• Work order: Read the data and repeat it in full, exactly.

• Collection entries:
+ + +
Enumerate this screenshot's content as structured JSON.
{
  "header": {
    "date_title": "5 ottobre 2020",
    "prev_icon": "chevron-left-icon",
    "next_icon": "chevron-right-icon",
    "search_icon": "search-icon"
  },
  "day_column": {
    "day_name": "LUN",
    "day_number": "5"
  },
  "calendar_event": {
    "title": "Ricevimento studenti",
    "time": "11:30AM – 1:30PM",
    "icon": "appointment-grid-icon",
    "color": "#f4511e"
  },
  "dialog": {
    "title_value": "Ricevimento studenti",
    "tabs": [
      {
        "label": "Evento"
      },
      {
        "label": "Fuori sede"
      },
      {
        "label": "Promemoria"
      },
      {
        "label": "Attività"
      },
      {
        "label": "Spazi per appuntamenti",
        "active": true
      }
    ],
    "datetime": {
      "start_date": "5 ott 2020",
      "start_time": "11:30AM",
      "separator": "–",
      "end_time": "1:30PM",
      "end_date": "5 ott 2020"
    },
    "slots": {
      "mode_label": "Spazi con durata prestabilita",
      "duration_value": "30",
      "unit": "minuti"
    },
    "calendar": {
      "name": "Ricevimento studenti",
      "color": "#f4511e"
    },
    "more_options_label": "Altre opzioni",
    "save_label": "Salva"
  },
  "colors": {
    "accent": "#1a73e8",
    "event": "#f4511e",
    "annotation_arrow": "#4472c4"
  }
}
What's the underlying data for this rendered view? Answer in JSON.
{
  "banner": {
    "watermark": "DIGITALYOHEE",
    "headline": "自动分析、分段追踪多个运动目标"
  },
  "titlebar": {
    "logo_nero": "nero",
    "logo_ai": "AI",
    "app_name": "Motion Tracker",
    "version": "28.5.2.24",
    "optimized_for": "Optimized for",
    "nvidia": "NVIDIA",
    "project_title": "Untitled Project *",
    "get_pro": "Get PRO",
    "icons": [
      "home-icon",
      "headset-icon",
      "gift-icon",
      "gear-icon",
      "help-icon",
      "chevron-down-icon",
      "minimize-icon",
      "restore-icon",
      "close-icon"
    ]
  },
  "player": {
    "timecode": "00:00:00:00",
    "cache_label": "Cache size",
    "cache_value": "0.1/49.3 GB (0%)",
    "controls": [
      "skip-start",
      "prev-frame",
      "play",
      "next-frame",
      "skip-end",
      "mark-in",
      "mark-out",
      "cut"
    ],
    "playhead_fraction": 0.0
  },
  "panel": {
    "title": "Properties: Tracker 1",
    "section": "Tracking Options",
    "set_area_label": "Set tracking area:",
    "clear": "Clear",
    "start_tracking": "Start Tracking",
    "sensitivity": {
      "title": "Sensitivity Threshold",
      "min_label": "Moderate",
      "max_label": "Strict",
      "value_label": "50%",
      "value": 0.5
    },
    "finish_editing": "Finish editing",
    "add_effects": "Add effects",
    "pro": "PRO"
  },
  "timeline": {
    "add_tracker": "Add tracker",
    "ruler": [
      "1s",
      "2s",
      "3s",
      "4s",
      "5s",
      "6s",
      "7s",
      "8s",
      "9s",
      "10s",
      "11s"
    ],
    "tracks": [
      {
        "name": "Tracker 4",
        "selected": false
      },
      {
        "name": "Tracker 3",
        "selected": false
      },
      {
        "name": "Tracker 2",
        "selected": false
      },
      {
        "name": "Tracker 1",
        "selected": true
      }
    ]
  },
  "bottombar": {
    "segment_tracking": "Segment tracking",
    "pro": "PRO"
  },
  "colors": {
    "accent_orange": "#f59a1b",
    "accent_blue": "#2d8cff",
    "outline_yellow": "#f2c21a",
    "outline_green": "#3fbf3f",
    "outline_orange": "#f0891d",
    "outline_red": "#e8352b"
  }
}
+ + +
• Exercise result:
Enumerate this screenshot's content as structured JSON.
{
  "header": {
    "date_title": "5 ottobre 2020",
    "prev_icon": "chevron-left-icon",
    "next_icon": "chevron-right-icon",
    "search_icon": "search-icon"
  },
  "day_column": {
    "day_name": "LUN",
    "day_number": "5"
  },
  "calendar_event": {
    "title": "Ricevimento studenti",
    "time": "11:30AM – 1:30PM",
    "icon": "appointment-grid-icon",
    "color": "#f4511e"
  },
  "dialog": {
    "title_value": "Ricevimento studenti",
    "tabs": [
      {
        "label": "Evento"
      },
      {
        "label": "Fuori sede"
      },
      {
        "label": "Promemoria"
      },
      {
        "label": "Attività"
      },
      {
        "label": "Spazi per appuntamenti",
        "active": true
      }
    ],
    "datetime": {
      "start_date": "5 ott 2020",
      "start_time": "11:30AM",
      "separator": "–",
      "end_time": "1:30PM",
      "end_date": "5 ott 2020"
    },
    "slots": {
      "mode_label": "Spazi con durata prestabilita",
      "duration_value": "30",
      "unit": "minuti"
    },
    "calendar": {
      "name": "Ricevimento studenti",
      "color": "#f4511e"
    },
    "more_options_label": "Altre opzioni",
    "save_label": "Salva"
  },
  "colors": {
    "accent": "#1a73e8",
    "event": "#f4511e",
    "annotation_arrow": "#4472c4"
  }
}
What's the underlying data for this rendered view? Answer in JSON.
{
  "banner": {
    "watermark": "DIGITALYOHEE",
    "headline": "自动分析、分段追踪多个运动目标"
  },
  "titlebar": {
    "logo_nero": "nero",
    "logo_ai": "AI",
    "app_name": "Motion Tracker",
    "version": "28.5.2.24",
    "optimized_for": "Optimized for",
    "nvidia": "NVIDIA",
    "project_title": "Untitled Project *",
    "get_pro": "Get PRO",
    "icons": [
      "home-icon",
      "headset-icon",
      "gift-icon",
      "gear-icon",
      "help-icon",
      "chevron-down-icon",
      "minimize-icon",
      "restore-icon",
      "close-icon"
    ]
  },
  "player": {
    "timecode": "00:00:00:00",
    "cache_label": "Cache size",
    "cache_value": "0.1/49.3 GB (0%)",
    "controls": [
      "skip-start",
      "prev-frame",
      "play",
      "next-frame",
      "skip-end",
      "mark-in",
      "mark-out",
      "cut"
    ],
    "playhead_fraction": 0.0
  },
  "panel": {
    "title": "Properties: Tracker 1",
    "section": "Tracking Options",
    "set_area_label": "Set tracking area:",
    "clear": "Clear",
    "start_tracking": "Start Tracking",
    "sensitivity": {
      "title": "Sensitivity Threshold",
      "min_label": "Moderate",
      "max_label": "Strict",
      "value_label": "50%",
      "value": 0.5
    },
    "finish_editing": "Finish editing",
    "add_effects": "Add effects",
    "pro": "PRO"
  },
  "timeline": {
    "add_tracker": "Add tracker",
    "ruler": [
      "1s",
      "2s",
      "3s",
      "4s",
      "5s",
      "6s",
      "7s",
      "8s",
      "9s",
      "10s",
      "11s"
    ],
    "tracks": [
      {
        "name": "Tracker 4",
        "selected": false
      },
      {
        "name": "Tracker 3",
        "selected": false
      },
      {
        "name": "Tracker 2",
        "selected": false
      },
      {
        "name": "Tracker 1",
        "selected": true
      }
    ]
  },
  "bottombar": {
    "segment_tracking": "Segment tracking",
    "pro": "PRO"
  },
  "colors": {
    "accent_orange": "#f59a1b",
    "accent_blue": "#2d8cff",
    "outline_yellow": "#f2c21a",
    "outline_green": "#3fbf3f",
    "outline_orange": "#f0891d",
    "outline_red": "#e8352b"
  }
}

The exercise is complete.